- Hässler, F., Gierow, B., Tilch, P. & Langemann, I. (1993) [Television behavior of a pediatric and adolescent psychiatric patient population]. [German]. Pediatrie und Grenzgebiete, 31, 363–369.
- Kronenberger, W. G., Mathews, V. P., Dunn, D.W., Wang, Y., Wood, E. A., Larsen, J. J., Rembusch, M. E., Lowe, M. J., Giauque, A. L. & Lurito, J. T. (2005) Media violence exposure in aggressive and control adolescents: differences in self- and parent-reported exposure to violence on television and in video games. Aggressive behavior, 31, 201–216.
- Lowdermilk, J. L. (2004) A deconstruction and qualitative analysis of the consumption of traditional entertainment media by elementary-aged children diagnosed with emotional disorders.
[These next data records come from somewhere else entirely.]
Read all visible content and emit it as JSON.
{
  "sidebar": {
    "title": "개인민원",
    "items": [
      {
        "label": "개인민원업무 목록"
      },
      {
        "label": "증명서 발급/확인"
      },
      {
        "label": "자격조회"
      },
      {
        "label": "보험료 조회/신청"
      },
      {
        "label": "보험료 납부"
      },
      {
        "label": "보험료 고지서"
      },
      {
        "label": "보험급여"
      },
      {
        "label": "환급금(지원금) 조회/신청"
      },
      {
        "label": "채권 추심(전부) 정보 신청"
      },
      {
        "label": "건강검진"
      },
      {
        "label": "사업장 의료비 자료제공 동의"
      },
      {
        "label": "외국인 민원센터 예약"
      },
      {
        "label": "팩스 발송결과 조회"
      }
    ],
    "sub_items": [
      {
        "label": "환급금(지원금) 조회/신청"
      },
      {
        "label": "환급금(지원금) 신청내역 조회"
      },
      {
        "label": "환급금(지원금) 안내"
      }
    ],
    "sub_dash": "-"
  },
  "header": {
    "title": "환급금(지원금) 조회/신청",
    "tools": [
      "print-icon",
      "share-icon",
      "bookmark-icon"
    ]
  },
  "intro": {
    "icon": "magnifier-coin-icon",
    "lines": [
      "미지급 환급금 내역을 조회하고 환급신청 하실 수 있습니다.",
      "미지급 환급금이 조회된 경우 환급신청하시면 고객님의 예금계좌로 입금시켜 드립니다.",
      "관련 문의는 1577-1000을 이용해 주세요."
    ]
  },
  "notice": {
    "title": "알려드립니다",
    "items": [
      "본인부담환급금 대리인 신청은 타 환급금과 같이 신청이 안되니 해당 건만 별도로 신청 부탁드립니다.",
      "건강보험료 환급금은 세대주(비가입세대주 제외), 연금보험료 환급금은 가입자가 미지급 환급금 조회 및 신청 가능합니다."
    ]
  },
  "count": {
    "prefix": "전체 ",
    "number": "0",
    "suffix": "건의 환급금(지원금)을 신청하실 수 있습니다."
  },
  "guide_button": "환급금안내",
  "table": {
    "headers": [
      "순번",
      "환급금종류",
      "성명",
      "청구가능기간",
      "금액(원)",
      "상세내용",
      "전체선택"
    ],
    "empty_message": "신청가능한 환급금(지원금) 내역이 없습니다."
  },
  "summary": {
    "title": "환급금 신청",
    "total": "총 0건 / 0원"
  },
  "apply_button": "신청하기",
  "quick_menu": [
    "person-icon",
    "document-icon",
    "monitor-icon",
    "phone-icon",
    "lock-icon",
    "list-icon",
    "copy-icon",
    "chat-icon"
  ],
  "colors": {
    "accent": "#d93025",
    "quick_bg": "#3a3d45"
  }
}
Dissertation-Abstracts-International: Section A, 65/08, 2950.
- Möller-Nehring, E., Moach, A., Castell, R., Weigel, A. & Meyer, M. (1998) [Conditions facilitating social disorder in children and adolescents in a clinic referred sample]. [German]. Praxis der Kinderpsychologie und Kinderpsychiatrie, 47, 36–47.
There are seven experiments that examined the immediate effects of violent television, conducted either in school setting or laboratory settings; two case-control studies, two cross-sectional surveys and one qualitative study.
This is what they have to say (in jargon) about the studies they reviewed.
Quantitative studies: Relatively small sample size, impossibility to exclude Type II error, validity of outcome variables unclear, reliability in but two studies are unclear, non-random sampling, participants’ level of attention on the videos they watched, behavioural state of the participants prior of the experiment, and order presentation of the videos. Generalizations issues.
Experimental studies: inadequate description of the term ‘emotional disturbance’. Unclear whether experimenters were blind to the participants’ condition, unclear about their randomization process or their way of dealing attrition.
Case-control studies: population representativeness is an issue.
Qualitative study: Small sample size and convenience sampling. No way to know about validity or reliability of the study. It’s a qualitative study, a lot of subjective interpretation.
Mitrofan, O., Paul, M., & Spencer, N. (2009). Is aggression in children with behavioural and emotional difficulties associated with television viewing and video game playing? A systematic review. Child: Care, Health, and Development, 35 (1), 5-15.